In March 2013, the Colorado General Assembly passed SB-11, also known as the Colorado Civil Union Act. The passing of this act gave thousands of committed couples access to ‘critical legal responsibilities and protections.’
The Colorado Civil Union act is said to ‘provide many of the same rights and fulfillment of the same obligations associated with marriages.’ Ultimately, it addressed the state’s growing need to accommodate the all-inclusive definition of what constitutes a family in modern times. The bill went into effect on May 1st of this year.
On Civil Unions in Colorado
Civil unions, in general, are known as a ‘form of state-level relationship recognition that provides committed gay and lesbian couples with the critical legal obligations and protections they need to care for each other and their families.’
These couples, upon receiving a civil union in Colorado, gain several legal rights, including the following:
- Assuming responsibility as a priority conservator, guardian and/or personal representative for a partner.
- Taking leave (from work or studies) to care for a partner.
- Making medical and/or end-of-life decisions for a partner, including hospital visitation rights.
- Managing financial obligations/financial support for a partner.
- Adopting children together with a partner.
- Claiming survivor benefits under workers compensation laws/local government pensions.
The Colorado Civil Union Act now makes civil unions available to same-sex and different-sex couples within the state. Civil unions within Colorado also provide for the ‘dissolution, legal separation and/or declaration of the invalidity of a civil union.
Dissolution of a Civil Union in Colorado
Applicants are also advised to not to be in an already existing legal marriage or civil union with someone apart from soon-to-be spouse. In addition, applicants can’t be related through familial or blood relations.
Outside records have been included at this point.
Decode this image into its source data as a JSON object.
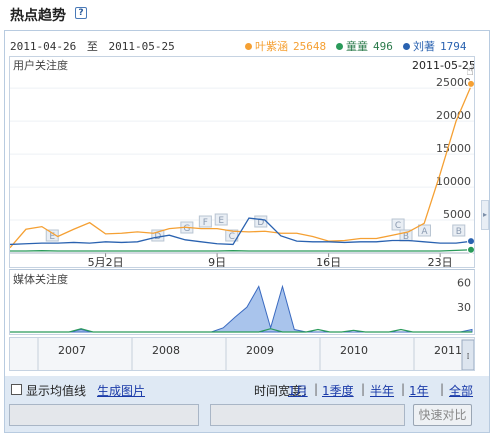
{
  "header": {
    "title": "热点趋势",
    "help_icon": "?"
  },
  "date_range": {
    "start": "2011-04-26",
    "sep": "至",
    "end": "2011-05-25"
  },
  "legend": [
    {
      "name": "叶紫涵",
      "value": "25648",
      "color": "#f5a033"
    },
    {
      "name": "童童",
      "value": "496",
      "color": "#2a9a5a"
    },
    {
      "name": "刘著",
      "value": "1794",
      "color": "#2a62b0"
    }
  ],
  "user_chart": {
    "label": "用户关注度",
    "hover_date": "2011-05-25",
    "y_ticks": [
      "25000",
      "20000",
      "15000",
      "10000",
      "5000"
    ],
    "x_ticks": [
      "5月2日",
      "9日",
      "16日",
      "23日"
    ],
    "event_markers": [
      "E",
      "D",
      "G",
      "F",
      "E",
      "D",
      "C",
      "B",
      "C",
      "B",
      "A"
    ]
  },
  "chart_data": [
    {
      "type": "line",
      "title": "用户关注度",
      "x": [
        "04-26",
        "04-27",
        "04-28",
        "04-29",
        "04-30",
        "05-01",
        "05-02",
        "05-03",
        "05-04",
        "05-05",
        "05-06",
        "05-07",
        "05-08",
        "05-09",
        "05-10",
        "05-11",
        "05-12",
        "05-13",
        "05-14",
        "05-15",
        "05-16",
        "05-17",
        "05-18",
        "05-19",
        "05-20",
        "05-21",
        "05-22",
        "05-23",
        "05-24",
        "05-25"
      ],
      "x_tick_labels": [
        "5月2日",
        "9日",
        "16日",
        "23日"
      ],
      "ylim": [
        0,
        27000
      ],
      "y_ticks": [
        5000,
        10000,
        15000,
        20000,
        25000
      ],
      "series": [
        {
          "name": "叶紫涵",
          "color": "#f5a033",
          "values": [
            800,
            3600,
            4000,
            2500,
            3600,
            4600,
            2900,
            3000,
            3200,
            3000,
            3700,
            3900,
            3700,
            3700,
            3300,
            3200,
            3300,
            3000,
            3000,
            2500,
            1800,
            1900,
            2200,
            2200,
            2700,
            3200,
            4500,
            12000,
            20000,
            25648
          ]
        },
        {
          "name": "刘著",
          "color": "#2a62b0",
          "values": [
            1300,
            1400,
            1500,
            1500,
            1600,
            1500,
            1700,
            1600,
            1700,
            2300,
            2700,
            2000,
            1700,
            1400,
            1300,
            5300,
            5000,
            2600,
            1800,
            1700,
            1700,
            1600,
            1700,
            1700,
            1900,
            1900,
            1700,
            1500,
            1500,
            1794
          ]
        },
        {
          "name": "童童",
          "color": "#2a9a5a",
          "values": [
            300,
            300,
            350,
            300,
            300,
            300,
            300,
            300,
            300,
            300,
            300,
            300,
            300,
            300,
            350,
            300,
            300,
            300,
            300,
            300,
            300,
            300,
            300,
            300,
            300,
            300,
            300,
            300,
            400,
            496
          ]
        }
      ]
    },
    {
      "type": "area",
      "title": "媒体关注度",
      "ylim": [
        0,
        70
      ],
      "y_ticks": [
        30,
        60
      ],
      "x": [
        "2007-01",
        "2007-04",
        "2007-07",
        "2007-10",
        "2008-01",
        "2008-04",
        "2008-07",
        "2008-10",
        "2009-01",
        "2009-04",
        "2009-07",
        "2009-10",
        "2010-01",
        "2010-04",
        "2010-07",
        "2010-10",
        "2011-01",
        "2011-04"
      ],
      "series": [
        {
          "name": "叶紫涵",
          "color": "#6a9ade",
          "values": [
            0,
            0,
            0,
            0,
            0,
            0,
            0,
            0,
            0,
            0,
            0,
            0,
            0,
            0,
            0,
            0,
            0,
            0
          ]
        }
      ]
    }
  ],
  "media_chart": {
    "label": "媒体关注度",
    "y_ticks": [
      "60",
      "30"
    ],
    "points": [
      0,
      0,
      0,
      0,
      0,
      0,
      3,
      0,
      0,
      0,
      0,
      0,
      0,
      0,
      0,
      0,
      0,
      0,
      5,
      18,
      30,
      55,
      5,
      55,
      3,
      0,
      0,
      0,
      0,
      0,
      0,
      0,
      0,
      0,
      0,
      0,
      0,
      0,
      0,
      3
    ],
    "green_points": [
      0,
      0,
      0,
      0,
      0,
      0,
      4,
      0,
      0,
      0,
      0,
      0,
      0,
      0,
      0,
      0,
      0,
      0,
      0,
      0,
      0,
      0,
      4,
      0,
      0,
      0,
      3,
      0,
      0,
      2,
      0,
      0,
      0,
      3,
      0,
      0,
      0,
      0,
      0,
      0
    ]
  },
  "timeline": {
    "years": [
      "2007",
      "2008",
      "2009",
      "2010",
      "2011"
    ]
  },
  "controls": {
    "avg_label": "显示均值线",
    "gen_image": "生成图片",
    "time_width_label": "时间宽度：",
    "tw_options": [
      "1月",
      "1季度",
      "半年",
      "1年",
      "全部"
    ],
    "compare_button": "快速对比"
  }
}
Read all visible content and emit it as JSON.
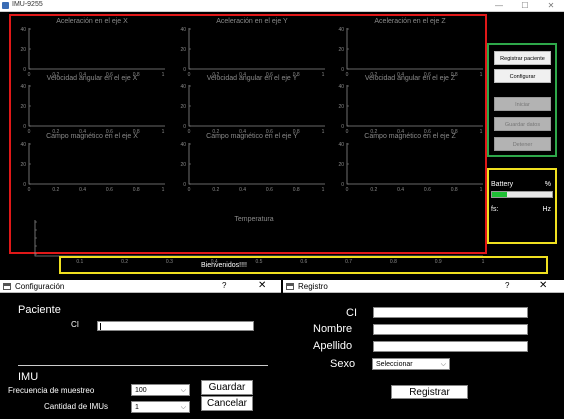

The content of this page is for general informational purposes only, and should not be considered advice in your case.